Novogratz's book is powerful in its human-ness. Her efforts to understand her colleagues who found themselves on both sides of the Rwanda genocide are compellingly unresolved, powerful elements of understanding her and her work, and poignant inquiries into why people do what they do. Her honest telling of the mistakes she made in learning about other cultures and holding poor African women to standards of work she honed at Chase Bank all add to her credibility as a change maker, both for the reader and in the work itself. The very timeline of the book is useful to today's social entrepreneurs and philanthropists. Novogratz is no overnight sensation - she tried things and failed, moved from job to job, weighed salary and meaning decisions, and created TPW, Next Generation Leadership, and other programs before launching Acumen. Most refreshing is her absolute awareness of the privileges and advantages she has in doing what she's trying to do. My favorite stories on this point are those she shares not of travels and work in Africa, India or Pakistan but in the Mississippi Delta with a gay, black, female colleague. Novogratz faces, and faces down, sexism, racism, nationalism, and privilege throughout her work, and weaves what she learns into what she is trying to build and the story she is trying to tell. She's not above or separate from these "isms" - rather her life and work are shaped by them and her struggle with them. Much of what we now discuss - return on investment, feedback loops, social networks, market return, sustainability, empowering the poor - came to the forefront of contemporary social change dialogue through the time period and work that The Blue Sweater describes. The story grounds these developments in real people, organizations, and dilemmas.

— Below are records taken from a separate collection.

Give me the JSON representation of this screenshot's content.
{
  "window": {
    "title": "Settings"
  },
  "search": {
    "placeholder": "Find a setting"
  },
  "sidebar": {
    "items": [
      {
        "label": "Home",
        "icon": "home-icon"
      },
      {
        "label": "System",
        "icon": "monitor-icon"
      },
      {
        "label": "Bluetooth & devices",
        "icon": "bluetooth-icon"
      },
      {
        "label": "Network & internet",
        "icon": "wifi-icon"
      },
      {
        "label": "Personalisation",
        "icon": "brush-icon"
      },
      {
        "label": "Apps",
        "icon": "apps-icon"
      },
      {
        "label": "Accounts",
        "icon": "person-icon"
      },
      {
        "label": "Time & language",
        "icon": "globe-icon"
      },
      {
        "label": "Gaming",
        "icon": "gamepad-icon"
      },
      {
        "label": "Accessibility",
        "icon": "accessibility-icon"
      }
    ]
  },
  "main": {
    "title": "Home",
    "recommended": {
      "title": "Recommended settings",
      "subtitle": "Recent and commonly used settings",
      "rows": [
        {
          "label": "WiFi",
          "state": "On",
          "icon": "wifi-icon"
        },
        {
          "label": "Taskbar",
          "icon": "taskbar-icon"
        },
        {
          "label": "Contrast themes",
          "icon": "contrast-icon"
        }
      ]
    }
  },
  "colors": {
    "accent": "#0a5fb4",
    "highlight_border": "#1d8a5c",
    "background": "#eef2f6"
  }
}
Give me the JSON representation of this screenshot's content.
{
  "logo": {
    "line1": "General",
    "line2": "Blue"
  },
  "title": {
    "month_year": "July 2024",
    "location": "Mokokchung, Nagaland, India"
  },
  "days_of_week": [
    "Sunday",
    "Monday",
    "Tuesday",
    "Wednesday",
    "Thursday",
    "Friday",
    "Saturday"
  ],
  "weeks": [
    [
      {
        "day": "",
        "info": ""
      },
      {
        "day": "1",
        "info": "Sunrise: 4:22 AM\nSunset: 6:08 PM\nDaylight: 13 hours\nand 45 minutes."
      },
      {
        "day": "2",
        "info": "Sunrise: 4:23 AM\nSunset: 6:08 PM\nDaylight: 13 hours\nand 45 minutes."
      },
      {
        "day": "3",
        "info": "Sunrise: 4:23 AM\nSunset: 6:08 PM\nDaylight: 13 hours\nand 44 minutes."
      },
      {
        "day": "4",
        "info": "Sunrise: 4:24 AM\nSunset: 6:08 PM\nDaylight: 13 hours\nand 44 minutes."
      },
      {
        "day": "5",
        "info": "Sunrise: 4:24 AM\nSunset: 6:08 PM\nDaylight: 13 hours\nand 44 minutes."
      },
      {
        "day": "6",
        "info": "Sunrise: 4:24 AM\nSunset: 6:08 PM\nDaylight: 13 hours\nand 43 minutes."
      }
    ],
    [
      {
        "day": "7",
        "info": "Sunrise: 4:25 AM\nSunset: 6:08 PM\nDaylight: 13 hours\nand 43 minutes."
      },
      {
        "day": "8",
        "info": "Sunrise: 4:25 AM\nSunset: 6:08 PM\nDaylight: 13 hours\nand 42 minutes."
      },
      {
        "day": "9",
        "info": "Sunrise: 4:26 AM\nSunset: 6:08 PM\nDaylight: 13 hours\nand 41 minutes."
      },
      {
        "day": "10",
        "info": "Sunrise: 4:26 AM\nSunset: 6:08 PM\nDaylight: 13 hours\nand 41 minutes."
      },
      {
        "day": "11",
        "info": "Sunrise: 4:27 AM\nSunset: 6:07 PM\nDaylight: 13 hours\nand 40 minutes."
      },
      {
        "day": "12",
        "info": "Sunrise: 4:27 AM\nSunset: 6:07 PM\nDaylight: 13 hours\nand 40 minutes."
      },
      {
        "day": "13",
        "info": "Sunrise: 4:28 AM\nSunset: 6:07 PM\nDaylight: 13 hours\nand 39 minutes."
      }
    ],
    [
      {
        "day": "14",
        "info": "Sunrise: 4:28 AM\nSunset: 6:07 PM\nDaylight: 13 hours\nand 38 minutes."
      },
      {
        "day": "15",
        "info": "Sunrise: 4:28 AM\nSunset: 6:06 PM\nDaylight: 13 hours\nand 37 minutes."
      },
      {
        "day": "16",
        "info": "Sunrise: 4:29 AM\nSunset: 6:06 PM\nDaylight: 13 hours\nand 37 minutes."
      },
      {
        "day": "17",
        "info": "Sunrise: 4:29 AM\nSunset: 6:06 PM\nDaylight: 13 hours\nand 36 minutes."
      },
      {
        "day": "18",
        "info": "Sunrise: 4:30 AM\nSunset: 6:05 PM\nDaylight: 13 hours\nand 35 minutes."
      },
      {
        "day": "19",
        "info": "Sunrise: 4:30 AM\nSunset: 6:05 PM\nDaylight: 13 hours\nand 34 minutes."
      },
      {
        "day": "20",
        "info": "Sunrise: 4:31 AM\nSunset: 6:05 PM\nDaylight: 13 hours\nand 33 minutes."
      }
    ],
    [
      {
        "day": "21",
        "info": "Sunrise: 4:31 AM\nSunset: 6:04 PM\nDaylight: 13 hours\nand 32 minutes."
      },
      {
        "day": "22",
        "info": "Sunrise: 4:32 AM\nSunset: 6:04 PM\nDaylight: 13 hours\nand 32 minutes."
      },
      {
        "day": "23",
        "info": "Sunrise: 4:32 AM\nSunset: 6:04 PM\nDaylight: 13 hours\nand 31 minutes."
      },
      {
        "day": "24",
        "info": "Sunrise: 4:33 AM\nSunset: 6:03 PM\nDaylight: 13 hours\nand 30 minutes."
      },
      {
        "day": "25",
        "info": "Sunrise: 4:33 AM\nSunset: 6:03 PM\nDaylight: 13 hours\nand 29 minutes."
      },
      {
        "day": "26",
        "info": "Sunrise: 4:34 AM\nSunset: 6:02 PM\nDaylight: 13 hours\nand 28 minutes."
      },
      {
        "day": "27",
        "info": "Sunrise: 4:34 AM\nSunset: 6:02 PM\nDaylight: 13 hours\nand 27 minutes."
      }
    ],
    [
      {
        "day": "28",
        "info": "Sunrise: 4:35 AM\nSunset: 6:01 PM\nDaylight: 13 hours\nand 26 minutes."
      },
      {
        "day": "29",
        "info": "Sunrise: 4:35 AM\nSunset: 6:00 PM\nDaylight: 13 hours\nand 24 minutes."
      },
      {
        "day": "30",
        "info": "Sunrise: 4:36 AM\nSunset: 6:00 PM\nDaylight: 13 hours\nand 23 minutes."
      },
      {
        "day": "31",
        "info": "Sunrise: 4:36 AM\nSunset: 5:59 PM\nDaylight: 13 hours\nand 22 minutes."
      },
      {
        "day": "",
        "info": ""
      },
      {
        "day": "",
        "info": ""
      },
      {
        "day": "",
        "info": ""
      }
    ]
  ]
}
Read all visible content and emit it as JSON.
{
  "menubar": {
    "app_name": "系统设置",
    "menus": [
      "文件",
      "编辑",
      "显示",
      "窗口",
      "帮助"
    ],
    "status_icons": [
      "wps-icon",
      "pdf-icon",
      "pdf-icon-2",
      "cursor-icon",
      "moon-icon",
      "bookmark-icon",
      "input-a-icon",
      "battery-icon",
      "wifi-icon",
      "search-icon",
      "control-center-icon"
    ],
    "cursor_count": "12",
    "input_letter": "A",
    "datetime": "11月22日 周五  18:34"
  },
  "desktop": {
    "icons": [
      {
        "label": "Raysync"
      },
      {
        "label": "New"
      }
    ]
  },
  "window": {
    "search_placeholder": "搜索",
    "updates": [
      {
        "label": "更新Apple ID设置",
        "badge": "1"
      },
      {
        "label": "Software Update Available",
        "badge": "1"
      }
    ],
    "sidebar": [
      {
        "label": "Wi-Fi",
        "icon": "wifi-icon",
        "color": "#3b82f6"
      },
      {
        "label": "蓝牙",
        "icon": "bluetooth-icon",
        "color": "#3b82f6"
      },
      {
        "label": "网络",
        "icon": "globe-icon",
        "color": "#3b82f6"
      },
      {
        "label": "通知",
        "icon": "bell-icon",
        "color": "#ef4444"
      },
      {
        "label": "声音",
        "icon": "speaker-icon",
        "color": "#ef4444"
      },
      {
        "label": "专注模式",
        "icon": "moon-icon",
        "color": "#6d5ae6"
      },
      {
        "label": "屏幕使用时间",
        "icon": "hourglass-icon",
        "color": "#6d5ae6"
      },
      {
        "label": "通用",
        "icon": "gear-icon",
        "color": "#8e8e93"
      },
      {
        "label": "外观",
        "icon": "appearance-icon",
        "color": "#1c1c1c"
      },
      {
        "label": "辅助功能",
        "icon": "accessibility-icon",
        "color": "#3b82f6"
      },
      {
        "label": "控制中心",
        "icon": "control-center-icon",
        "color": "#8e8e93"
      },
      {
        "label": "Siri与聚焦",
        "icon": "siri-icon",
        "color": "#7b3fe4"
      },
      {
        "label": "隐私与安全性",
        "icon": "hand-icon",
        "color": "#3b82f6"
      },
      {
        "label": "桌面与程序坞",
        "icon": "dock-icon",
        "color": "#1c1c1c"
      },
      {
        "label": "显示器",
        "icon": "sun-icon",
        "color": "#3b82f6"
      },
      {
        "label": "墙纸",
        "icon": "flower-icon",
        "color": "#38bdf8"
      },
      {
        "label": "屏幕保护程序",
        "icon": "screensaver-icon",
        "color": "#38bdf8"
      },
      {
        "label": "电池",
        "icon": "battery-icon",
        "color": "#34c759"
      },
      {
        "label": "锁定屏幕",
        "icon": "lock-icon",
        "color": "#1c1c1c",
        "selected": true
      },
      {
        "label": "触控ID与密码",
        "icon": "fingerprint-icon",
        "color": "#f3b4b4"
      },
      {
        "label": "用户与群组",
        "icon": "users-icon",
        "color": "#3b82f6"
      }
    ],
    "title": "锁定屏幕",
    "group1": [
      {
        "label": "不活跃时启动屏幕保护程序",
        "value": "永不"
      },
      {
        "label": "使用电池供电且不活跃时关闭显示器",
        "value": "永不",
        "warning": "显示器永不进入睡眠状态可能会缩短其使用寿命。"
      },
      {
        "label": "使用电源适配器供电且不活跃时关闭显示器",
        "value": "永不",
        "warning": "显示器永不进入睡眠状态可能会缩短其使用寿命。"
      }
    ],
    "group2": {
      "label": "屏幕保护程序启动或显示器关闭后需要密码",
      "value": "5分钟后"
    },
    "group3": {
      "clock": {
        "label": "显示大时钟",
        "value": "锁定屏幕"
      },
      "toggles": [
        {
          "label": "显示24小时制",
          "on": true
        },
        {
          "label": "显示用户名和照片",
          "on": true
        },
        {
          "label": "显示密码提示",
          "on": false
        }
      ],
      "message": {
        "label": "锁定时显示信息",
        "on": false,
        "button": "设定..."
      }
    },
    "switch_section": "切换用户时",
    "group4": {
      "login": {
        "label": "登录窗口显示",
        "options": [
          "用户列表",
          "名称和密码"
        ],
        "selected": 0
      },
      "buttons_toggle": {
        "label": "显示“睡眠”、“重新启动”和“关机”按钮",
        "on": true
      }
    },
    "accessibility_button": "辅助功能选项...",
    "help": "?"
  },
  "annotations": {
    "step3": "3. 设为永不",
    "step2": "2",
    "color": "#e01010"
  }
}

There are two parts of the book that fell short of my expectations. The first is interwoven with the larger strategic narrative of Novogratz's life - the pursuit of "humane business" successes that could fundamentally ease poverty. Ironically, her discussion of the founding of Acumen, a nonprofit venture fund, leaves out any meaningful parsing of why the fund is organized as a nonprofit. Part of this quibble on my behalf may be anachronistic - the very existence of an Acumen and the work Novogratz has done has helped build social enterprise and new capital structures and financing mechanisms for social change. They didn't exist when she was creating Acumen, she helped build them. So I don't wish to hold her at fault for not choosing an option that did not yet exist. The book, however, would be that much stronger if she - as someone who grappled with the dualism of nonprofit/philanthropic and profit-driven/sustainable - would look at the new middle ground that is growing so rapidly and reflect more deeply on the potential and limitations of that new space.
The second shortcoming is not about the strategies or hypotheses that motivated Novogratz, nor about the results of her work. Rather it has to do with her key lesson from the book - that of learning to listen. She is elegant in her memories of the late John Gardner on the importance of listening. Her personal stories are full of her failures and improvements as a listener, whether it involved new colleagues in India, her parents, Kenyan bureaucrats, or Stanford classmates. She is a compelling advocate on behalf of markets as listening tools and the ups and downs of her many enterprises offer plentiful examples of that. So it is somewhat ironic that the book is sadly missing the voices of those whose lives have been improved by these market interventions. We meet Novogratz, her mentors, her colleagues, and the social entrepreneurs she learns so much from and to whom she brings so much. But other than the little boy in the titular sweater and a sunflower farmer in Pakistan we rarely meet the people whose lives are improved by new irrigation tools, business ownership, or telecom access. We meet the people who use market forces to bring these tools far and wide, but we don't meet (many) of the people whose lives are changed by them. Maybe in her next book.